While the card-check provision has drawn the most attention, opponents are just as concerned about language that would require compulsory arbitration if management and a newly certified unit could not reach an agreement within four months using collective bargaining.
Card-check opponents say that would allow the government to force unwanted contract provisions on companies, increasing costs. Proponents say the provision would encourage companies to strike contracts with unions quickly.
All along, Republicans have made it clear that they would try to stop the bill with a filibuster. Specter's announcement Tuesday means all 41 Senate Republicans are lined up against the measure.
Some moderate Democrats are queasy too. Sen. Ben Nelson (D-Neb.), for example, has come out strongly against the bill. Other moderates, such as Sen. Mary L. Landrieu (D-La.), have been noncommittal.
A majority of Democrats in the House support the bill, but party leaders there won't force a politically sensitive floor vote if there is no chance the legislation can clear the Senate.

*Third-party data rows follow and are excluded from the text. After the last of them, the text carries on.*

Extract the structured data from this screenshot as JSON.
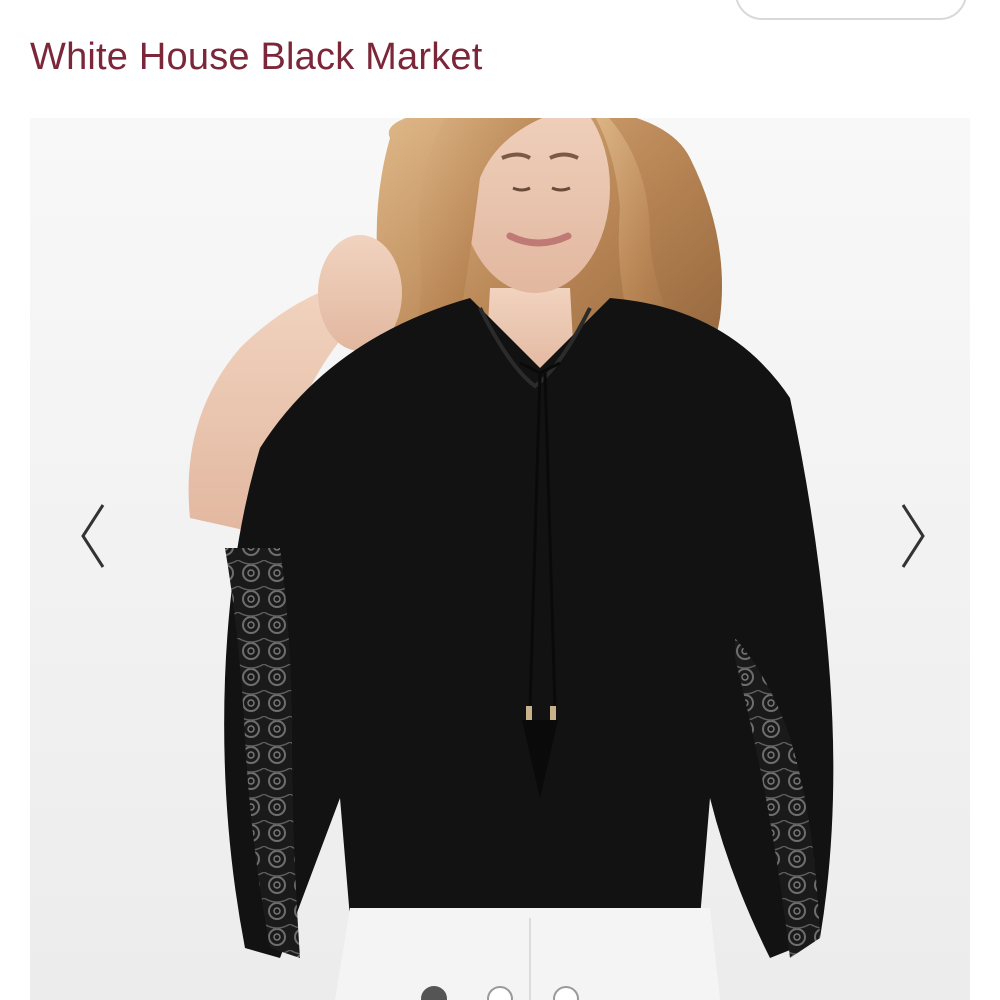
{
  "header": {
    "brand": "White House Black Market"
  },
  "gallery": {
    "image_alt": "Model wearing black poncho top with lace trim",
    "prev_icon": "chevron-left-icon",
    "next_icon": "chevron-right-icon",
    "slide_count": 3,
    "active_slide": 1
  },
  "colors": {
    "brand": "#7b2639",
    "garment": "#121212"
  }
}
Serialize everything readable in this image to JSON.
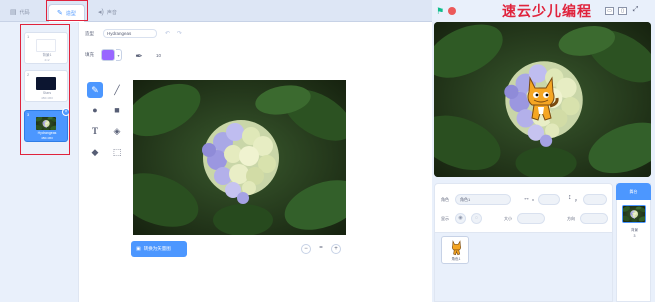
{
  "tabs": [
    {
      "label": "代码",
      "icon": "code-icon"
    },
    {
      "label": "造型",
      "icon": "brush-icon"
    },
    {
      "label": "声音",
      "icon": "sound-icon"
    }
  ],
  "costumes": [
    {
      "num": "1",
      "name": "背景1",
      "size": "2×2"
    },
    {
      "num": "2",
      "name": "Stars",
      "size": "480×360"
    },
    {
      "num": "3",
      "name": "Hydrangeas",
      "size": "480×360"
    }
  ],
  "editor": {
    "costume_label": "造型",
    "costume_name": "Hydrangeas",
    "fill_label": "填充",
    "fill_color": "#9966ff",
    "outline_value": "10",
    "convert_button": "转换为矢量图",
    "zoom_reset": "="
  },
  "watermark": "速云少儿编程",
  "sprite_info": {
    "sprite_label": "角色",
    "sprite_name": "角色1",
    "x_label": "x",
    "x_value": "",
    "y_label": "y",
    "y_value": "",
    "show_label": "显示",
    "size_label": "大小",
    "direction_label": "方向"
  },
  "sprites": [
    {
      "name": "角色1"
    }
  ],
  "stage_pane": {
    "title": "舞台",
    "backdrop_label": "背景",
    "backdrop_count": "3"
  },
  "colors": {
    "accent": "#4c97ff",
    "annotation": "#e0233c",
    "flag": "#0fbd8c",
    "stop": "#ec5959"
  }
}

Unions say they are somewhat open to a compromise bill, but they insist that it must include provisions that make organizing easier, force companies to negotiate contracts quickly and increase penalties against employers that retaliate against union organizers.
Last week, the executives of three companies known for their progressive images -- Costco, Starbucks and Whole Foods -- offered what they called a "third way." It would eliminate the binding arbitration provision and preserve management's right to demand a secret-ballot election when workers seek to form bargaining units. But it would also shorten the period management would have to campaign against unionization.
The plan was condemned by both organized labor and big business.
"This proposal is unacceptable. It was written by CEOs for CEOs," Harkin said in a statement co-written by Rep. George Miller (D-Martinez), the act's chief House sponsor.
"It was not a serious attempt to compromise," said Smith of the manufacturers' group.
But the proposal's advocates aren't surrendering, and at least one Democratic senator, Mark Pryor of Arkansas, said he liked the idea. John Mackey, chief executive of Whole Foods, plans to visit Capitol Hill on Tuesday to push the plan.
Lanny J. Davis, a Washington lawyer and former Clinton administration advisor who is spearheading the compromise effort, said that Specter was being recruited for an endorsement and that the group had spoken to Feinstein's office last week. He said he hoped that legislation codifying the proposal could be offered next month.